Modern Language Quarterly (1962) 23 (3): 275–276.
Published: 01 September 1962
... from the complex weave of the character a few small threads of behavior, meaningless out of the pattern, and find in them the design of the whole.. . .Here, in the play’s natural home, where meanings are determined by what reaches the brain and emotions through the eye and ear, where...
Modern Language Quarterly (2019) 80 (2): 224–226.
Published: 01 June 2019
... the representations of women as peacemakers, which are encapsulated in the Germanic term peace-weaving . While Watkins’s study of interdynastic marriages emphasizes challenges and failures, the resulting book is a triumphant, fruitful marriage of critical methodologies and fields. It encompasses literary...
Modern Language Quarterly (1994) 55 (2): 215–217.
Published: 01 June 1994
... and historical allusion does produce more compelling connections between the work and its literary and politi- cal contexts. The most spectacular example is the chapter titled “Political Allegory in the Gerusalemrne Liberata.” Weaving together Tasso’s rewriting of Caesar as the hero of Lucan’s De belt0...
Modern Language Quarterly (1953) 14 (2): 217–218.
Published: 01 June 1953
..., and 70, which refer to the weaver’s craft. They show that the Anglo-Saxons knew the advanced methods of weaving, something which scholars who have misinterpreted them do not. N0rman.E. Eliason suggests “Christ walking on the sea” as the solution of “Riddle 68 of the Exeter Book” (pp. 18...
Modern Language Quarterly (1982) 43 (3): 242–266.
Published: 01 September 1982
.... Thus the calculating Mephistophelean intellect weaves its schemes to bring about the consummation of Faust’s quest for union with Helena, while in a curious way it is itself “touched” and to a de- gree elevated by what is happening. In the union of Faust and Helena, Goethe sees not a physical...
Modern Language Quarterly (1943) 4 (2): 236–238.
Published: 01 June 1943
..., docu- mented himself concerning insignificant as well as important facts, and allowed his imagination to weave about these verities that poetry which he felt would relieve the facts of their powder dry appear- ance.” The value of the study lies in its exposition of the variety...
Modern Language Quarterly (1994) 55 (3): 334–336.
Published: 01 September 1994
... has a weave, an interconnectedness, that justifies academicians in starting with any facts they elect. Be it a painting of a family around a spinet, a metaphor in Locke, or a treatise on husbandry, each is a thread of the textual fabric. Whatever filament one tweaks, the “culture” will give...
Modern Language Quarterly (1977) 38 (1): 97–99.
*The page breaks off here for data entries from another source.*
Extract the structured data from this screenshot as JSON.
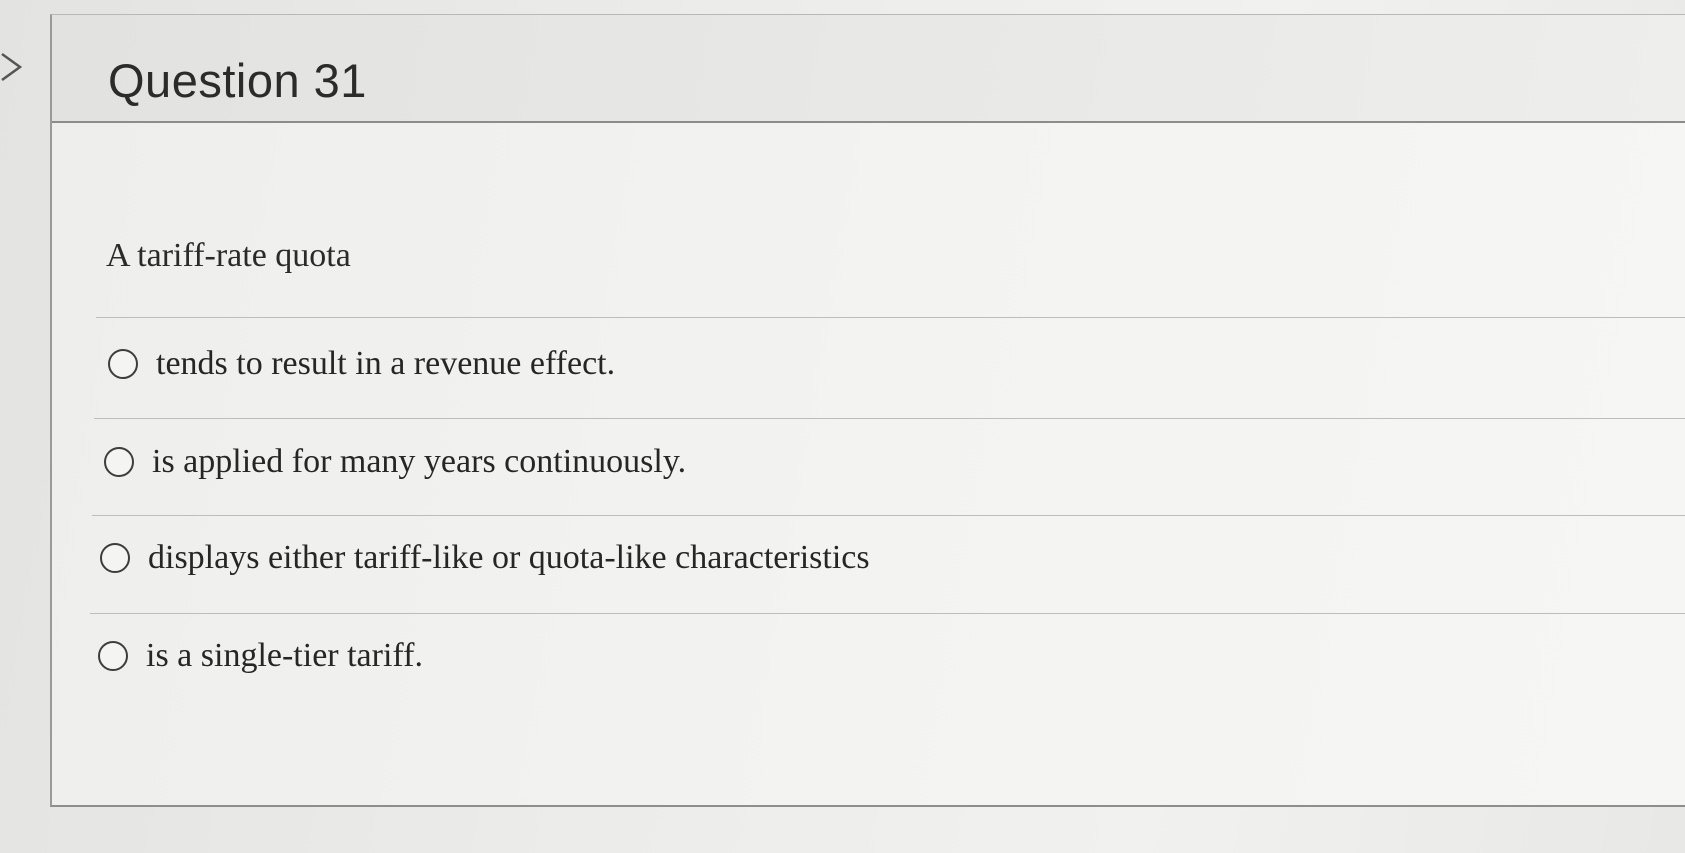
{
  "question": {
    "title": "Question 31",
    "prompt": "A tariff-rate quota"
  },
  "answers": [
    {
      "label": "tends to result in a revenue effect.",
      "selected": false
    },
    {
      "label": "is applied for many years continuously.",
      "selected": false
    },
    {
      "label": "displays either tariff-like or quota-like characteristics",
      "selected": false
    },
    {
      "label": "is a single-tier tariff.",
      "selected": false
    }
  ],
  "icons": {
    "left_nav": "chevron-right-icon",
    "radio": "radio-unselected-icon"
  }
}
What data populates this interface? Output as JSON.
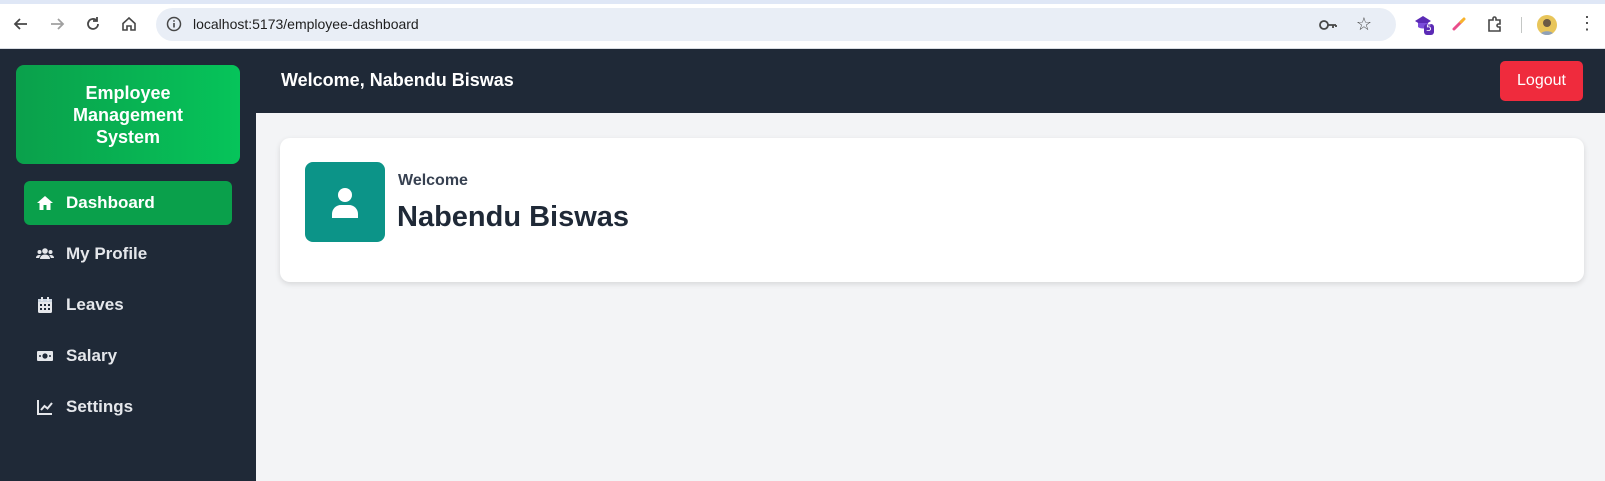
{
  "browser": {
    "url": "localhost:5173/employee-dashboard",
    "extension_badge": "5",
    "icons": [
      "back-icon",
      "forward-icon",
      "reload-icon",
      "home-icon",
      "site-info-icon",
      "password-key-icon",
      "bookmark-star-icon",
      "extension-icon",
      "color-picker-icon",
      "puzzle-extensions-icon",
      "profile-avatar",
      "more-menu-icon"
    ]
  },
  "sidebar": {
    "brand": "Employee Management System",
    "items": [
      {
        "label": "Dashboard",
        "icon": "home-icon",
        "active": true
      },
      {
        "label": "My Profile",
        "icon": "users-icon",
        "active": false
      },
      {
        "label": "Leaves",
        "icon": "calendar-icon",
        "active": false
      },
      {
        "label": "Salary",
        "icon": "money-bill-icon",
        "active": false
      },
      {
        "label": "Settings",
        "icon": "chart-line-icon",
        "active": false
      }
    ]
  },
  "header": {
    "title": "Welcome, Nabendu Biswas",
    "logout_label": "Logout"
  },
  "card": {
    "label": "Welcome",
    "name": "Nabendu Biswas",
    "icon": "user-icon"
  },
  "colors": {
    "sidebar_bg": "#1f2937",
    "accent_green": "#0aa04b",
    "logout_red": "#ef2b3d",
    "teal_icon": "#0c9488",
    "page_bg": "#f3f4f6"
  }
}
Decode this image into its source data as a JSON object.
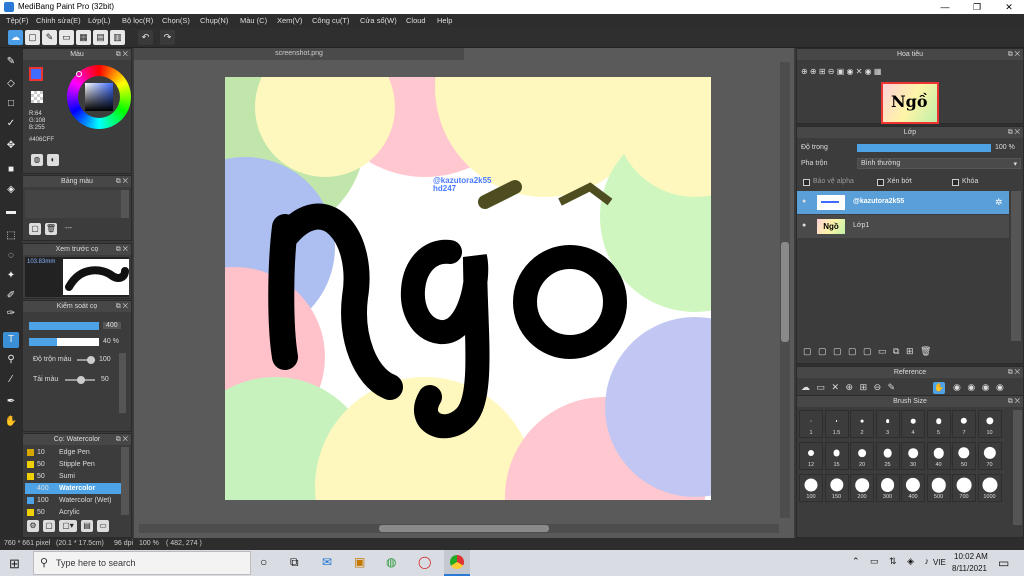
{
  "window": {
    "title": "MediBang Paint Pro (32bit)",
    "min": "—",
    "max": "❐",
    "close": "✕"
  },
  "menu": [
    "Tệp(F)",
    "Chỉnh sửa(E)",
    "Lớp(L)",
    "Bộ lọc(R)",
    "Chọn(S)",
    "Chụp(N)",
    "Màu (C)",
    "Xem(V)",
    "Công cụ(T)",
    "Cửa sổ(W)",
    "Cloud",
    "Help"
  ],
  "document": {
    "tab": "screenshot.png",
    "signature": "@kazutora2k55\nhd247",
    "art_text": "Ngồ"
  },
  "color_panel": {
    "title": "Màu",
    "r": "R:64",
    "g": "G:108",
    "b": "B:255",
    "hex": "#406CFF",
    "primary": "#406CFF"
  },
  "palette_panel": {
    "title": "Bảng màu",
    "dash": "---"
  },
  "preview_panel": {
    "title": "Xem trước cọ",
    "size": "103.83mm"
  },
  "brush_control": {
    "title": "Kiểm soát cọ",
    "size_value": "400",
    "opacity_value": "40 %",
    "blend_label": "Độ trộn màu",
    "blend_value": "100",
    "reload_label": "Tải màu",
    "reload_value": "50"
  },
  "brush_list": {
    "title": "Cọ: Watercolor",
    "items": [
      {
        "size": "10",
        "name": "Edge Pen",
        "color": "#d9a800"
      },
      {
        "size": "50",
        "name": "Stipple Pen",
        "color": "#f0d000"
      },
      {
        "size": "50",
        "name": "Sumi",
        "color": "#f0d000"
      },
      {
        "size": "400",
        "name": "Watercolor",
        "color": "#4da3e6",
        "selected": true
      },
      {
        "size": "100",
        "name": "Watercolor (Wet)",
        "color": "#4da3e6"
      },
      {
        "size": "50",
        "name": "Acrylic",
        "color": "#f0d000"
      }
    ]
  },
  "navigator": {
    "title": "Hoa tiêu"
  },
  "layer_panel": {
    "title": "Lớp",
    "opacity_label": "Độ trong",
    "opacity_value": "100 %",
    "blend_label": "Pha trộn",
    "blend_value": "Bình thường",
    "protect_alpha": "Bảo vệ alpha",
    "clipping": "Xén bớt",
    "lock": "Khóa",
    "layers": [
      {
        "name": "@kazutora2k55",
        "selected": true
      },
      {
        "name": "Lớp1",
        "selected": false
      }
    ]
  },
  "reference_panel": {
    "title": "Reference"
  },
  "brush_size_panel": {
    "title": "Brush Size",
    "sizes": [
      "1",
      "1.5",
      "2",
      "3",
      "4",
      "5",
      "7",
      "10",
      "12",
      "15",
      "20",
      "25",
      "30",
      "40",
      "50",
      "70",
      "100",
      "150",
      "200",
      "300",
      "400",
      "500",
      "700",
      "1000"
    ]
  },
  "status": {
    "dimensions": "760 * 661 pixel",
    "physical": "(20.1 * 17.5cm)",
    "dpi": "96 dpi",
    "zoom": "100 %",
    "cursor": "( 482, 274 )"
  },
  "taskbar": {
    "search_placeholder": "Type here to search",
    "time": "10:02 AM",
    "date": "8/11/2021",
    "lang": "VIE"
  }
}
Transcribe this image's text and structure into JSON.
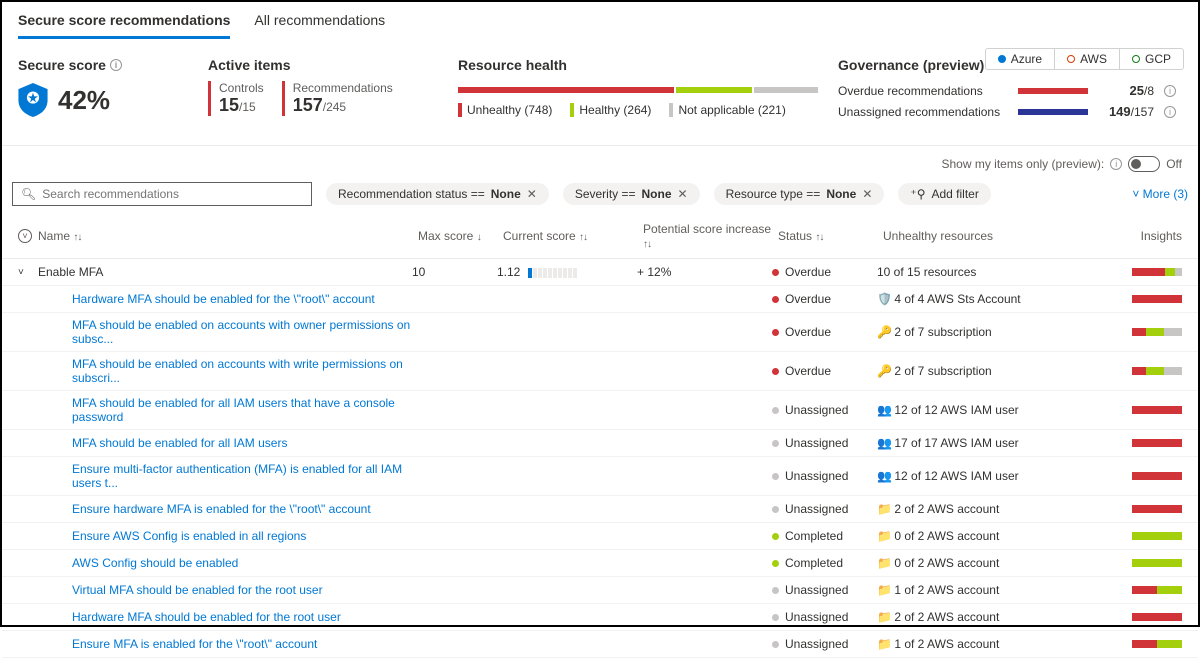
{
  "tabs": {
    "secure": "Secure score recommendations",
    "all": "All recommendations"
  },
  "clouds": {
    "azure": "Azure",
    "aws": "AWS",
    "gcp": "GCP"
  },
  "score": {
    "label": "Secure score",
    "value": "42%"
  },
  "active": {
    "label": "Active items",
    "controls_label": "Controls",
    "controls_val": "15",
    "controls_total": "/15",
    "rec_label": "Recommendations",
    "rec_val": "157",
    "rec_total": "/245"
  },
  "health": {
    "label": "Resource health",
    "unhealthy": "Unhealthy (748)",
    "healthy": "Healthy (264)",
    "na": "Not applicable (221)"
  },
  "gov": {
    "label": "Governance (preview)",
    "overdue": "Overdue recommendations",
    "overdue_v": "25",
    "overdue_t": "/8",
    "unassigned": "Unassigned recommendations",
    "unassigned_v": "149",
    "unassigned_t": "/157"
  },
  "options": {
    "show": "Show my items only (preview):",
    "state": "Off"
  },
  "search": {
    "placeholder": "Search recommendations"
  },
  "pills": {
    "p1a": "Recommendation status == ",
    "p1b": "None",
    "p2a": "Severity == ",
    "p2b": "None",
    "p3a": "Resource type == ",
    "p3b": "None",
    "add": "Add filter"
  },
  "more": "More (3)",
  "headers": {
    "name": "Name",
    "max": "Max score",
    "cur": "Current score",
    "pot": "Potential score increase",
    "stat": "Status",
    "res": "Unhealthy resources",
    "ins": "Insights"
  },
  "group": {
    "name": "Enable MFA",
    "max": "10",
    "cur": "1.12",
    "pot": "+ 12%",
    "stat": "Overdue",
    "res": "10 of 15 resources"
  },
  "rows": [
    {
      "name": "Hardware MFA should be enabled for the \\\"root\\\" account",
      "status": "Overdue",
      "dot": "red",
      "icn": "🛡️",
      "res": "4 of 4 AWS Sts Account",
      "bar": [
        1,
        0,
        0
      ]
    },
    {
      "name": "MFA should be enabled on accounts with owner permissions on subsc...",
      "status": "Overdue",
      "dot": "red",
      "icn": "🔑",
      "res": "2 of 7 subscription",
      "bar": [
        0.28,
        0.36,
        0.36
      ]
    },
    {
      "name": "MFA should be enabled on accounts with write permissions on subscri...",
      "status": "Overdue",
      "dot": "red",
      "icn": "🔑",
      "res": "2 of 7 subscription",
      "bar": [
        0.28,
        0.36,
        0.36
      ]
    },
    {
      "name": "MFA should be enabled for all IAM users that have a console password",
      "status": "Unassigned",
      "dot": "gray",
      "icn": "👥",
      "res": "12 of 12 AWS IAM user",
      "bar": [
        1,
        0,
        0
      ]
    },
    {
      "name": "MFA should be enabled for all IAM users",
      "status": "Unassigned",
      "dot": "gray",
      "icn": "👥",
      "res": "17 of 17 AWS IAM user",
      "bar": [
        1,
        0,
        0
      ]
    },
    {
      "name": "Ensure multi-factor authentication (MFA) is enabled for all IAM users t...",
      "status": "Unassigned",
      "dot": "gray",
      "icn": "👥",
      "res": "12 of 12 AWS IAM user",
      "bar": [
        1,
        0,
        0
      ]
    },
    {
      "name": "Ensure hardware MFA is enabled for the \\\"root\\\" account",
      "status": "Unassigned",
      "dot": "gray",
      "icn": "📁",
      "res": "2 of 2 AWS account",
      "bar": [
        1,
        0,
        0
      ]
    },
    {
      "name": "Ensure AWS Config is enabled in all regions",
      "status": "Completed",
      "dot": "green",
      "icn": "📁",
      "res": "0 of 2 AWS account",
      "bar": [
        0,
        1,
        0
      ]
    },
    {
      "name": "AWS Config should be enabled",
      "status": "Completed",
      "dot": "green",
      "icn": "📁",
      "res": "0 of 2 AWS account",
      "bar": [
        0,
        1,
        0
      ]
    },
    {
      "name": "Virtual MFA should be enabled for the root user",
      "status": "Unassigned",
      "dot": "gray",
      "icn": "📁",
      "res": "1 of 2 AWS account",
      "bar": [
        0.5,
        0.5,
        0
      ]
    },
    {
      "name": "Hardware MFA should be enabled for the root user",
      "status": "Unassigned",
      "dot": "gray",
      "icn": "📁",
      "res": "2 of 2 AWS account",
      "bar": [
        1,
        0,
        0
      ]
    },
    {
      "name": "Ensure MFA is enabled for the \\\"root\\\" account",
      "status": "Unassigned",
      "dot": "gray",
      "icn": "📁",
      "res": "1 of 2 AWS account",
      "bar": [
        0.5,
        0.5,
        0
      ]
    }
  ]
}
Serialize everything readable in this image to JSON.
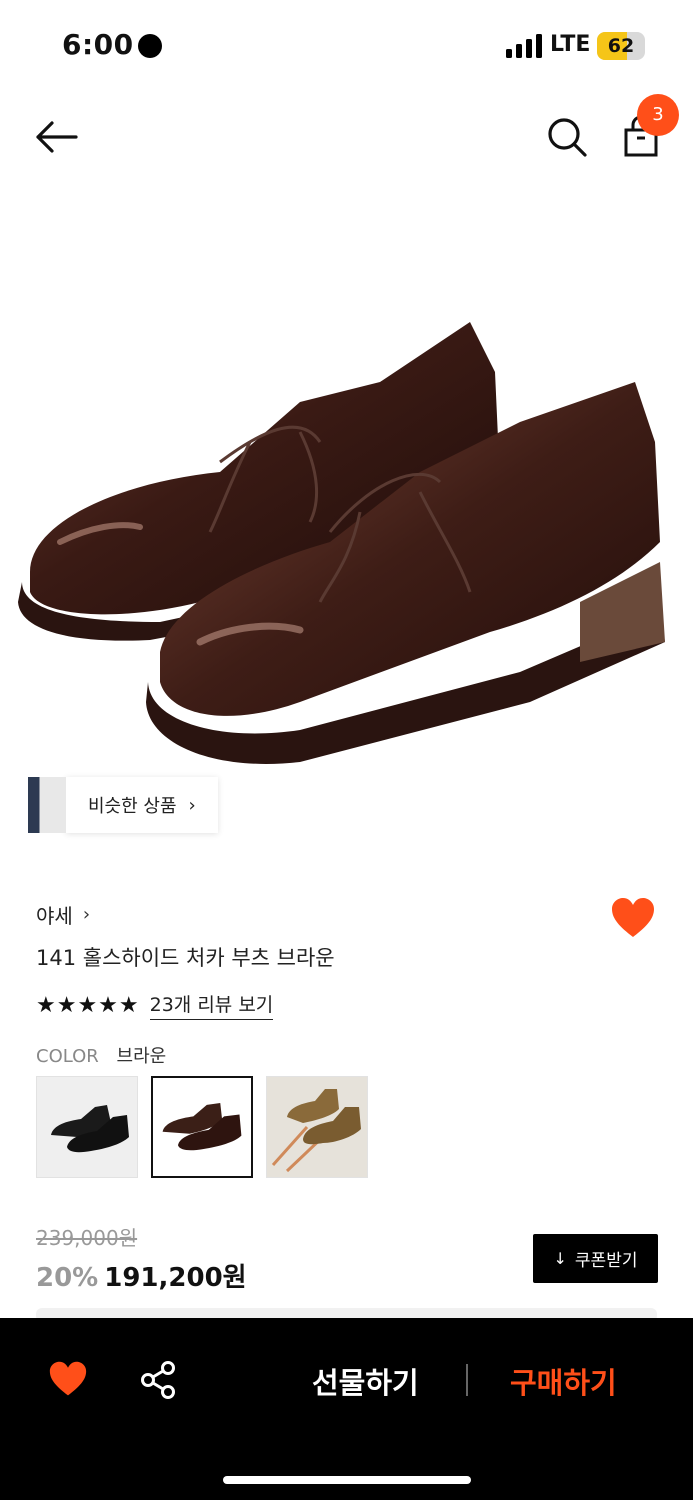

Published: 01 March 1977
...: Throughout the poem runs the structural idea of alternation or inter- weaving of mutable with spiritual. In a series of reversals manhood’s mutable shqpe is successively endowed with eternal gifts, realized and de- cayed by time, raised to the heavens, enclosed in the mortal terms...